The Committee's decision on a student's retention case may result in removal from the Program. However, when appropriate, the student may be given the opportunity to correct identified deficiencies. Should the student be unable or unwilling to do so to the satisfaction of the Committee, s/he will be removed from the Teacher Education Program.
Retention questions should be directed to the TEPAR Committee's chair, Dr. Deborah Williams, 318-797-5040, Business/Education Building, Room 367.
Frequently asked questions:
How do I apply?
This is a confidential application and the information contained herein will be used only by university officials for official purposes. Be sure to complete all items and give all information requested. An application will not be considered if it is incomplete. This application becomes an official university document when it is electronically signed and submitted by the applicant, and deliberate falsification may result in disciplinary action. To access this application, you must have a TaskStream account (Contact firstname.lastname@example.org with questions). You will enroll in the TEPAR program using the code found on the School of Education's MOODLE link.
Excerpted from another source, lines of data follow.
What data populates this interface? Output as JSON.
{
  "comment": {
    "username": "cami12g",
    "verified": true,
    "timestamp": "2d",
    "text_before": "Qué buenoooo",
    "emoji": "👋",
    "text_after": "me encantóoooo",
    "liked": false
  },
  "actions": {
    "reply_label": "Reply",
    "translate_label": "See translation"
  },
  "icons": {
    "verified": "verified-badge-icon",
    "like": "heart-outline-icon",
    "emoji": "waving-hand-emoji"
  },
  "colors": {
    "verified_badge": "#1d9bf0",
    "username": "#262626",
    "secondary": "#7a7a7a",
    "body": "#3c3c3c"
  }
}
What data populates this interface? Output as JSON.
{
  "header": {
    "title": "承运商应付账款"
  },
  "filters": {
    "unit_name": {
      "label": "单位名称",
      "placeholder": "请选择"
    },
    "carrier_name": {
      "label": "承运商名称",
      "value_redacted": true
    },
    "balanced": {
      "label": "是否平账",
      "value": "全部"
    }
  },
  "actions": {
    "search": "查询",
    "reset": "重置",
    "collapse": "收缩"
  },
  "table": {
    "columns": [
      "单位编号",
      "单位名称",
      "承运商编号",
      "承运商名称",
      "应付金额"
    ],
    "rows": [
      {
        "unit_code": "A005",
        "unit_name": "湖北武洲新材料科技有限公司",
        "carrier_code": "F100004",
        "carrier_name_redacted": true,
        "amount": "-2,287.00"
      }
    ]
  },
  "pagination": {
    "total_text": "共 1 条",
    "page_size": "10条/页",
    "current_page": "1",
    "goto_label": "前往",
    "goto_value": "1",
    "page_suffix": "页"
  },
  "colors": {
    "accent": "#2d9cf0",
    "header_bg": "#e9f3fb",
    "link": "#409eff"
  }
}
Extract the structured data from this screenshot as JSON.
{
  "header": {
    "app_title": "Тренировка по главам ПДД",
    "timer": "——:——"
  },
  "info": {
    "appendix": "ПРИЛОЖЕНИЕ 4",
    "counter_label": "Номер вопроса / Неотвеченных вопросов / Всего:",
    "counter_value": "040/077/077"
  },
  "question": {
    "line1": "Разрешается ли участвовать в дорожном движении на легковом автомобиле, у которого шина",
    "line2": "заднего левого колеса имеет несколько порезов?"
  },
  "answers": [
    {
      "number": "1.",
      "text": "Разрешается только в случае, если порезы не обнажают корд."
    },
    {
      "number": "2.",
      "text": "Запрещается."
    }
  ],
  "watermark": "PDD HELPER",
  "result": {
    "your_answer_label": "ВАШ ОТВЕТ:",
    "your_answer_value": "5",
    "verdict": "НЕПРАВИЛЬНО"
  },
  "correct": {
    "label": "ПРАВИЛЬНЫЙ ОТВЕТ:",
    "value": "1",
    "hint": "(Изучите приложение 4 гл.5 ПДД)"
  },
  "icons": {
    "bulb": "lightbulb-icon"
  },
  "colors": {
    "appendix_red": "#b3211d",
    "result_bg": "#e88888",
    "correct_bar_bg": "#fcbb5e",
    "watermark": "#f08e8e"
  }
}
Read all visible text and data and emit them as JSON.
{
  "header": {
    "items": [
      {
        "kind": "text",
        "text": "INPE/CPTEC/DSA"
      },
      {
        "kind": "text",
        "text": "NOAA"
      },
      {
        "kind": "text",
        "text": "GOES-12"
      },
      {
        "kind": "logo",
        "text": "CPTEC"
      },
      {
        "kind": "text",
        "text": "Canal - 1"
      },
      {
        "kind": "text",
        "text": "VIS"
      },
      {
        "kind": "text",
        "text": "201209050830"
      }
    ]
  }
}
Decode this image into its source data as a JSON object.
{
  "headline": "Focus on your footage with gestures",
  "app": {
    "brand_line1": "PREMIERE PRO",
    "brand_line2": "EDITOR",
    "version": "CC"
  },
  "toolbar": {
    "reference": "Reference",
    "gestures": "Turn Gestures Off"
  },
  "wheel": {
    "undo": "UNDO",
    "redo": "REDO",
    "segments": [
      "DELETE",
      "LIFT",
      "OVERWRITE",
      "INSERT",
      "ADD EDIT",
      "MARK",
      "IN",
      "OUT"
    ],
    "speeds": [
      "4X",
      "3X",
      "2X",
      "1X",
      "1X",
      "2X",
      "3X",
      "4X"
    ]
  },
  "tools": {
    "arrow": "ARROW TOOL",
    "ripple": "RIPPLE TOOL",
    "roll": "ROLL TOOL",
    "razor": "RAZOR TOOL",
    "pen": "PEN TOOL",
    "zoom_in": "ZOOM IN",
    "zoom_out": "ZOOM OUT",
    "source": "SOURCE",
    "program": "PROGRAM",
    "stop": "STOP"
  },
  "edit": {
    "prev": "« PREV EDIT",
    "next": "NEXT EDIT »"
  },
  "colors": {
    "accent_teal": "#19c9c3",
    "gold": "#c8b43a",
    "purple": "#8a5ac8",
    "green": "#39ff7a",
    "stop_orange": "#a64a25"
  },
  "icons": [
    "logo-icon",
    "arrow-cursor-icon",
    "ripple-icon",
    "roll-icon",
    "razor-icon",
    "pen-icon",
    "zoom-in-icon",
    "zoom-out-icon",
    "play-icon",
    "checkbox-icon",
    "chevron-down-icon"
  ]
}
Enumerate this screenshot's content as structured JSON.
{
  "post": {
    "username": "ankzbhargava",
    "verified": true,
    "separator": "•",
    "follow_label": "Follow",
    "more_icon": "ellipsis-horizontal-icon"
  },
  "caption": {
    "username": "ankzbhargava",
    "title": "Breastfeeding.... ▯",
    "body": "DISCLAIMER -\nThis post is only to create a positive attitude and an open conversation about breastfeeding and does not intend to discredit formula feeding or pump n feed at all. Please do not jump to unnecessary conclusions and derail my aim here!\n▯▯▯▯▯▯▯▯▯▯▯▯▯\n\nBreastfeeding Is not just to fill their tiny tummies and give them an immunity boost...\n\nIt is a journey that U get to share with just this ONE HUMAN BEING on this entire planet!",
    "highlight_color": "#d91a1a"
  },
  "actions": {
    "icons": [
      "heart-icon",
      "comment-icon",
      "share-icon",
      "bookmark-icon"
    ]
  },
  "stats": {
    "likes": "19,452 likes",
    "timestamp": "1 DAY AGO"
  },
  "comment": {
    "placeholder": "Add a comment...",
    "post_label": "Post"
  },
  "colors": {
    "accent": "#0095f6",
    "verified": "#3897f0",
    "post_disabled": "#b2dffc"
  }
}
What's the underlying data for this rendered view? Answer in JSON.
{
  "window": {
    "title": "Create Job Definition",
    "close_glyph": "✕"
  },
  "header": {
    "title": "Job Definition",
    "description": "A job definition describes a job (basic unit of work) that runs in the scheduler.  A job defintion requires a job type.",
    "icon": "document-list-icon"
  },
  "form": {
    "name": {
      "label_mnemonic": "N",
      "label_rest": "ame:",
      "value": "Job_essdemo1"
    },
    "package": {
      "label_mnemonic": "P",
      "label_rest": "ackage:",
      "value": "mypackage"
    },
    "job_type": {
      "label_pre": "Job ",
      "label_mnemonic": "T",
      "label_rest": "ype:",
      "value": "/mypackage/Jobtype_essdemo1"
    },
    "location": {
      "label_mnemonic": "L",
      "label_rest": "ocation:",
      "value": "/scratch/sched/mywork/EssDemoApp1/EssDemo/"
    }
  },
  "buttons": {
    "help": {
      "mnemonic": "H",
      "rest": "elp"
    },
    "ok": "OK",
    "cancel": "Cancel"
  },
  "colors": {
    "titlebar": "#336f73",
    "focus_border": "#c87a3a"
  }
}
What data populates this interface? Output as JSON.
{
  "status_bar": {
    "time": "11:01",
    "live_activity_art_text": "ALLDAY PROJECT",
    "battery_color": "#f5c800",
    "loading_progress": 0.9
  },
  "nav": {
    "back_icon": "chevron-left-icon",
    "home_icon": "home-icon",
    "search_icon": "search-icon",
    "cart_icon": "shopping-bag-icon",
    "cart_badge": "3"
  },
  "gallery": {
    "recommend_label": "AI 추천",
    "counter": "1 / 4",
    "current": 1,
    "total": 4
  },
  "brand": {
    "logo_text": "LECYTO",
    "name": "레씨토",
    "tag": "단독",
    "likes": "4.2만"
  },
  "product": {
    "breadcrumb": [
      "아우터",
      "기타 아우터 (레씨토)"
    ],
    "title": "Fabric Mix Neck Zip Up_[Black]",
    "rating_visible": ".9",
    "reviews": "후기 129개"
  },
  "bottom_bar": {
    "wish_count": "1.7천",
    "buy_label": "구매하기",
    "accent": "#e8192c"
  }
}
Once you have uploaded each component, you will submit your application to the TEPAR Committee.
What is the Praxis test?
The Praxis tests replaced the National Teachers Examinations, which were formerly required. They are similar to many standardized tests, such as the ACT, SAT or the GRE, and are made up of multiple sections. Praxis I includes assessments in the academic skills of reading, writing, and mathematics. The Content Knowledge test assesses a student's knowledge of the information s/he will be teaching.
When should I consider applying?
The semester before you complete 45 hours you should begin the process by taking the PRAXIS test. PRAXIS tests are given on selected Saturdays locally each semester. It may take as long as 6-8 weeks to get your results, however. You may also take the exam by computer at Prometric Testing Center, but must make an appointment ahead of time. After the computer test, they are able to tell you immediately whether you passed the Reading and Math sections; however, you will have to wait for the official results of the Writing section to be sent to you. This whole process can take several months, depending on the availability of appointments and the speed of the Educational Testing Service in sending out scores.
How often does the Committee meet to consider applications?
The Committee meets three times a year, once each semester (Fall, Spring, and Summer).
How is my GPA calculated?
All college work from all institutions attended are used to calculate GPA. For Alternate Certification students, only grades for courses taken prior to receiving the baccalaureate degree are used in calculating the undergraduate grade point average. Therefore, it is important to list all schools attended on the application form and make sure that transcripts from other schools have either been received in the registrar's office.
If I have a 2.49 GPA, will it be rounded off?
No. If your GPA is low, begin talking to your advisor now to see how you can raise it.
How will I be notified of the committee's decision?
You will receive a TaskStream notification of acceptance or denial.
How many students are accepted into the Program each semester?
There is no set number or limit to the number of students that can be accepted. Every student who applies and is approved by the Committee is accepted into the Program.